**THE PROBLEM:** Search term "this": please copy every line of the records below that contains it.

(Element data from apps and pages)
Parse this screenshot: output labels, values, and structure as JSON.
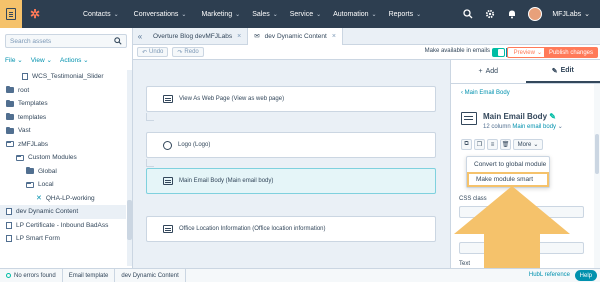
{
  "topnav": {
    "items": [
      {
        "label": "Contacts"
      },
      {
        "label": "Conversations"
      },
      {
        "label": "Marketing"
      },
      {
        "label": "Sales"
      },
      {
        "label": "Service"
      },
      {
        "label": "Automation"
      },
      {
        "label": "Reports"
      }
    ],
    "account_name": "MFJLabs"
  },
  "sidebar": {
    "search_placeholder": "Search assets",
    "menu": [
      "File",
      "View",
      "Actions"
    ],
    "tree": [
      {
        "label": "WCS_Testimonial_Slider",
        "type": "file",
        "indent": 3
      },
      {
        "label": "root",
        "type": "folder",
        "indent": 1
      },
      {
        "label": "Templates",
        "type": "folder",
        "indent": 1
      },
      {
        "label": "templates",
        "type": "folder",
        "indent": 1
      },
      {
        "label": "Vast",
        "type": "folder",
        "indent": 1
      },
      {
        "label": "zMFJLabs",
        "type": "folder-open",
        "indent": 1
      },
      {
        "label": "Custom Modules",
        "type": "folder-open",
        "indent": 2
      },
      {
        "label": "Global",
        "type": "folder",
        "indent": 3
      },
      {
        "label": "Local",
        "type": "folder-open",
        "indent": 3
      },
      {
        "label": "QHA-LP-working",
        "type": "x",
        "indent": 4
      },
      {
        "label": "dev Dynamic Content",
        "type": "file",
        "indent": 1,
        "active": true
      },
      {
        "label": "LP Certificate - Inbound BadAss",
        "type": "file",
        "indent": 1
      },
      {
        "label": "LP Smart Form",
        "type": "file",
        "indent": 1
      }
    ]
  },
  "tabs": [
    {
      "label": "Overture Blog devMFJLabs"
    },
    {
      "label": "dev Dynamic Content"
    }
  ],
  "toolbar": {
    "undo": "Undo",
    "redo": "Redo",
    "available_label": "Make available in emails",
    "preview": "Preview",
    "publish": "Publish changes"
  },
  "modules": [
    {
      "label": "View As Web Page (View as web page)"
    },
    {
      "label": "Logo (Logo)"
    },
    {
      "label": "Main Email Body (Main email body)"
    },
    {
      "label": "Office Location Information (Office location information)"
    }
  ],
  "panel": {
    "tab_add": "Add",
    "tab_edit": "Edit",
    "breadcrumb": "Main Email Body",
    "title": "Main Email Body",
    "sub_prefix": "12 column",
    "sub_link": "Main email body",
    "more": "More",
    "dropdown": [
      "Convert to global module",
      "Make module smart"
    ],
    "css_class_label": "CSS class",
    "text_label": "Text"
  },
  "statusbar": {
    "errors": "No errors found",
    "type": "Email template",
    "name": "dev Dynamic Content",
    "hubl": "HubL reference",
    "help": "Help"
  },
  "colors": {
    "nav_bg": "#2d3e50",
    "accent_orange": "#ff7a59",
    "link_teal": "#0091ae",
    "highlight_yellow": "#f5c26b",
    "selected_module": "#e5f5f8"
  }
}
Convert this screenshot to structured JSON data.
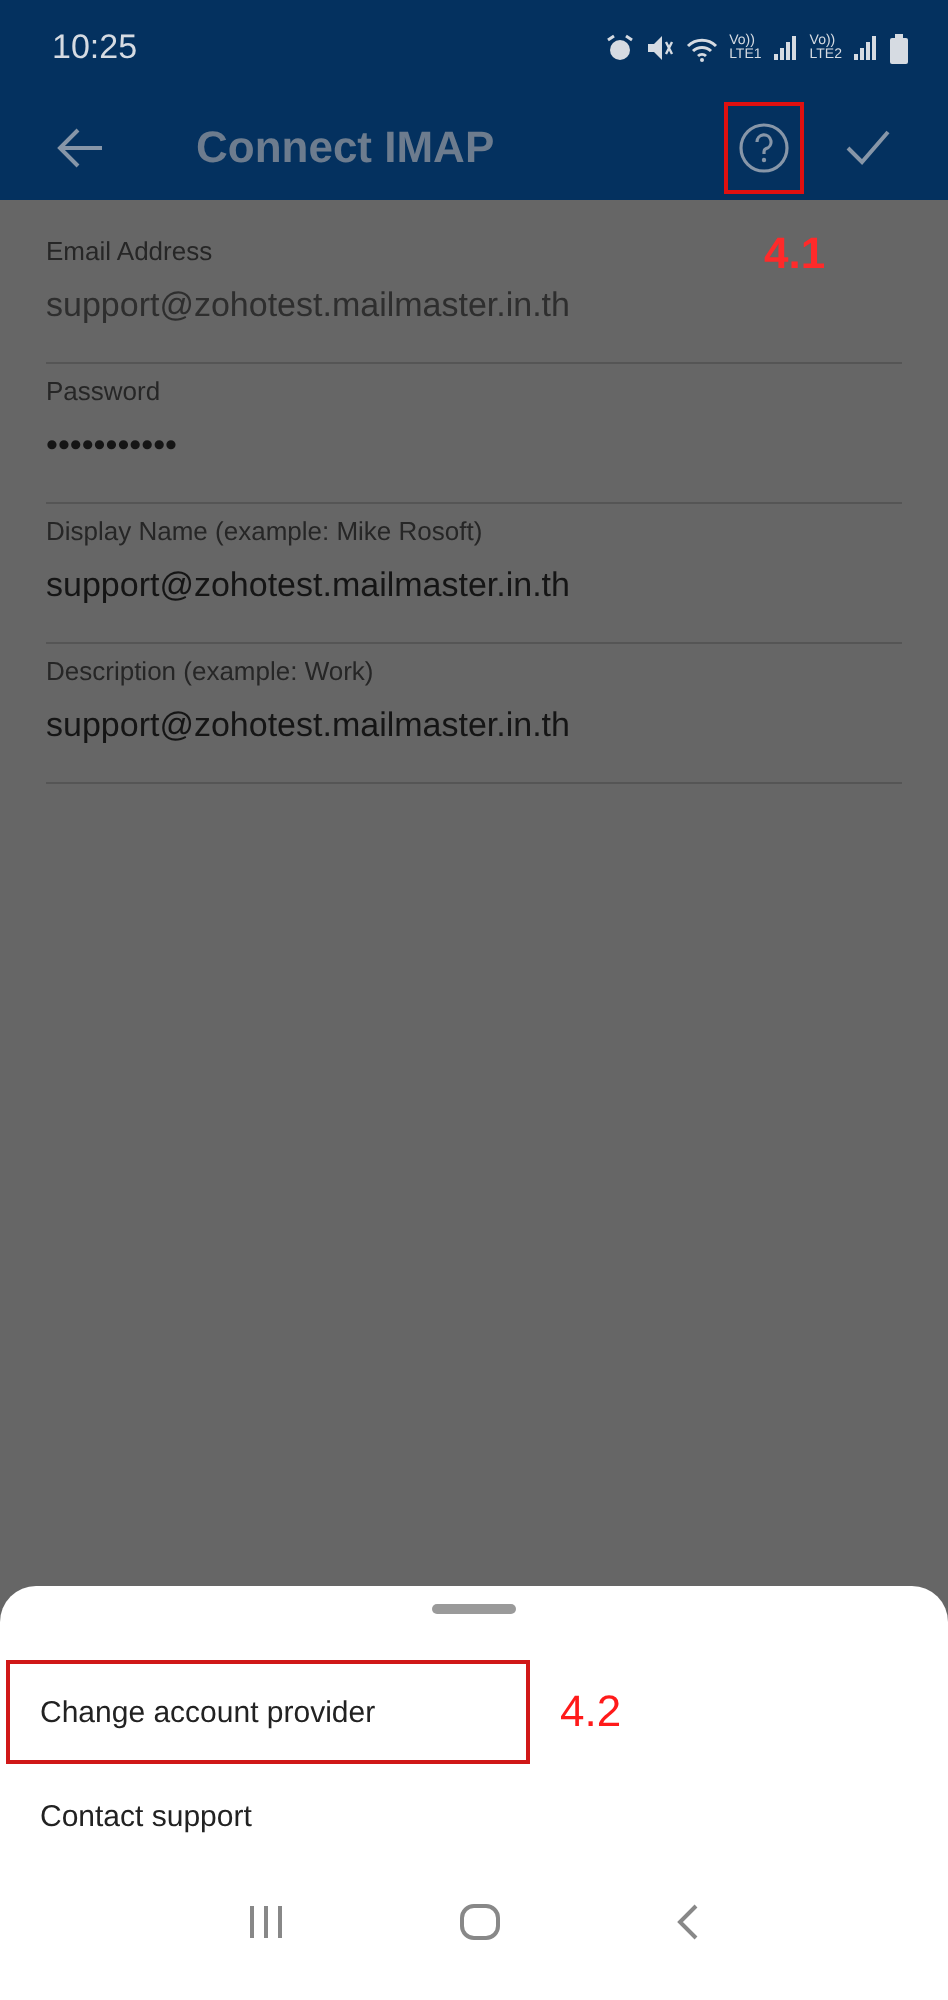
{
  "status_bar": {
    "time": "10:25",
    "sims": [
      {
        "top": "Vo))",
        "bottom": "LTE1"
      },
      {
        "top": "Vo))",
        "bottom": "LTE2"
      }
    ]
  },
  "app_bar": {
    "title": "Connect IMAP",
    "help_highlighted": true
  },
  "fields": [
    {
      "label": "Email Address",
      "value": "support@zohotest.mailmaster.in.th",
      "disabled": true
    },
    {
      "label": "Password",
      "value": "•••••••••••",
      "disabled": false
    },
    {
      "label": "Display Name (example: Mike Rosoft)",
      "value": "support@zohotest.mailmaster.in.th",
      "disabled": false
    },
    {
      "label": "Description (example: Work)",
      "value": "support@zohotest.mailmaster.in.th",
      "disabled": false
    }
  ],
  "annotations": [
    "4.1",
    "4.2"
  ],
  "sheet": {
    "items": [
      {
        "label": "Change account provider",
        "highlighted": true
      },
      {
        "label": "Contact support",
        "highlighted": false
      }
    ]
  }
}
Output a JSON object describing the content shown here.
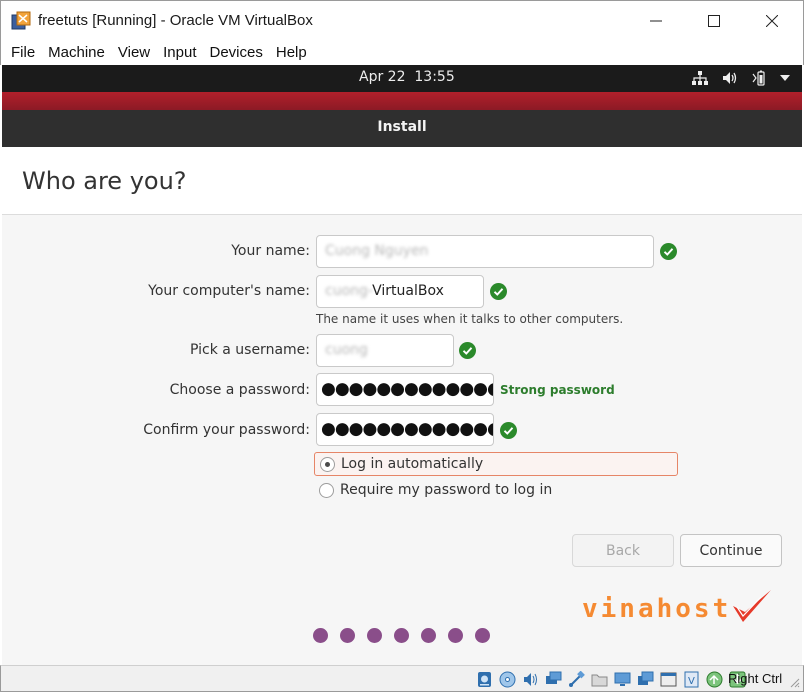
{
  "window": {
    "title": "freetuts [Running] - Oracle VM VirtualBox",
    "icon": "virtualbox-logo-icon"
  },
  "menu": [
    "File",
    "Machine",
    "View",
    "Input",
    "Devices",
    "Help"
  ],
  "ubuntu_bar": {
    "clock": "Apr 22  13:55",
    "tray_icons": [
      "network-icon",
      "volume-icon",
      "battery-icon",
      "dropdown-arrow-icon"
    ]
  },
  "installer": {
    "header": "Install",
    "page_title": "Who are you?"
  },
  "form": {
    "name_label": "Your name:",
    "name_value": "Cuong Nguyen",
    "computer_label": "Your computer's name:",
    "computer_value_blurred": "cuong-",
    "computer_value_suffix": "VirtualBox",
    "computer_hint": "The name it uses when it talks to other computers.",
    "username_label": "Pick a username:",
    "username_value": "cuong",
    "password_label": "Choose a password:",
    "password_value": "●●●●●●●●●●●●●●",
    "password_strength": "Strong password",
    "confirm_label": "Confirm your password:",
    "confirm_value": "●●●●●●●●●●●●●●",
    "radio_auto": "Log in automatically",
    "radio_require": "Require my password to log in",
    "selected": "auto"
  },
  "buttons": {
    "back": "Back",
    "continue": "Continue"
  },
  "progress": {
    "total_dots": 7
  },
  "watermark": "vinahost",
  "statusbar": {
    "icons": [
      "hard-disk-icon",
      "optical-drive-icon",
      "audio-icon",
      "network-adapter-icon",
      "usb-icon",
      "shared-folders-icon",
      "display-icon",
      "recording-icon",
      "vm-window-icon",
      "capture-icon",
      "mouse-integration-icon",
      "arrow-down-icon"
    ],
    "host_key": "Right Ctrl"
  },
  "colors": {
    "ubuntu_red": "#b1202b",
    "check_green": "#2b8a2b",
    "progress_purple": "#8a4e8a",
    "focus_orange": "#e68567",
    "watermark_orange": "#f58a32"
  }
}
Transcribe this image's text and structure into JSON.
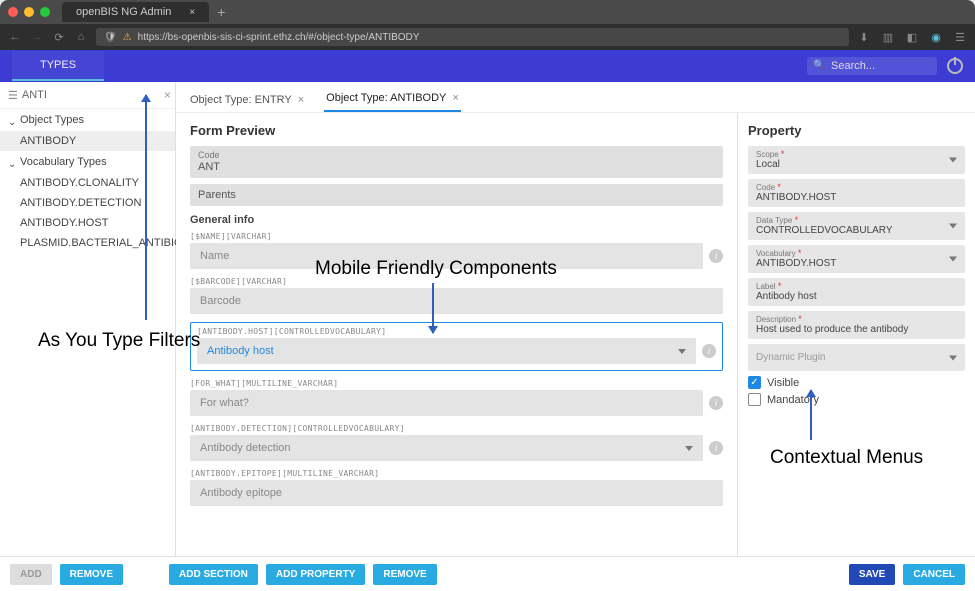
{
  "browser": {
    "tab_title": "openBIS NG Admin",
    "url": "https://bs-openbis-sis-ci-sprint.ethz.ch/#/object-type/ANTIBODY"
  },
  "topbar": {
    "types_label": "TYPES",
    "search_placeholder": "Search..."
  },
  "sidebar": {
    "filter_value": "ANTI",
    "cat_object_types": "Object Types",
    "cat_vocab_types": "Vocabulary Types",
    "items": {
      "antibody": "ANTIBODY",
      "clonality": "ANTIBODY.CLONALITY",
      "detection": "ANTIBODY.DETECTION",
      "host": "ANTIBODY.HOST",
      "plasmid": "PLASMID.BACTERIAL_ANTIBIOTIC_"
    }
  },
  "tabs": {
    "entry": "Object Type: ENTRY",
    "antibody": "Object Type: ANTIBODY"
  },
  "form": {
    "title": "Form Preview",
    "code_label": "Code",
    "code_value": "ANT",
    "parents_label": "Parents",
    "general_info": "General info",
    "meta_name": "[$NAME][VARCHAR]",
    "name_ph": "Name",
    "meta_barcode": "[$BARCODE][VARCHAR]",
    "barcode_ph": "Barcode",
    "meta_host": "[ANTIBODY.HOST][CONTROLLEDVOCABULARY]",
    "host_ph": "Antibody host",
    "meta_forwhat": "[FOR_WHAT][MULTILINE_VARCHAR]",
    "forwhat_ph": "For what?",
    "meta_detection": "[ANTIBODY.DETECTION][CONTROLLEDVOCABULARY]",
    "detection_ph": "Antibody detection",
    "meta_epitope": "[ANTIBODY.EPITOPE][MULTILINE_VARCHAR]",
    "epitope_ph": "Antibody epitope"
  },
  "property": {
    "title": "Property",
    "scope_label": "Scope",
    "scope_value": "Local",
    "code_label": "Code",
    "code_value": "ANTIBODY.HOST",
    "dtype_label": "Data Type",
    "dtype_value": "CONTROLLEDVOCABULARY",
    "vocab_label": "Vocabulary",
    "vocab_value": "ANTIBODY.HOST",
    "label_label": "Label",
    "label_value": "Antibody host",
    "desc_label": "Description",
    "desc_value": "Host used to produce the antibody",
    "plugin_label": "Dynamic Plugin",
    "visible": "Visible",
    "mandatory": "Mandatory"
  },
  "footer": {
    "add": "ADD",
    "remove": "REMOVE",
    "add_section": "ADD SECTION",
    "add_property": "ADD PROPERTY",
    "remove2": "REMOVE",
    "save": "SAVE",
    "cancel": "CANCEL"
  },
  "annotations": {
    "mobile": "Mobile Friendly Components",
    "filters": "As You Type Filters",
    "contextual": "Contextual Menus"
  }
}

**WRITTEN RESPONSE:**
Parse this screenshot: output labels, values, and structure as JSON.
Convert this screenshot to structured JSON data.
Transcribe this image's text and structure into JSON.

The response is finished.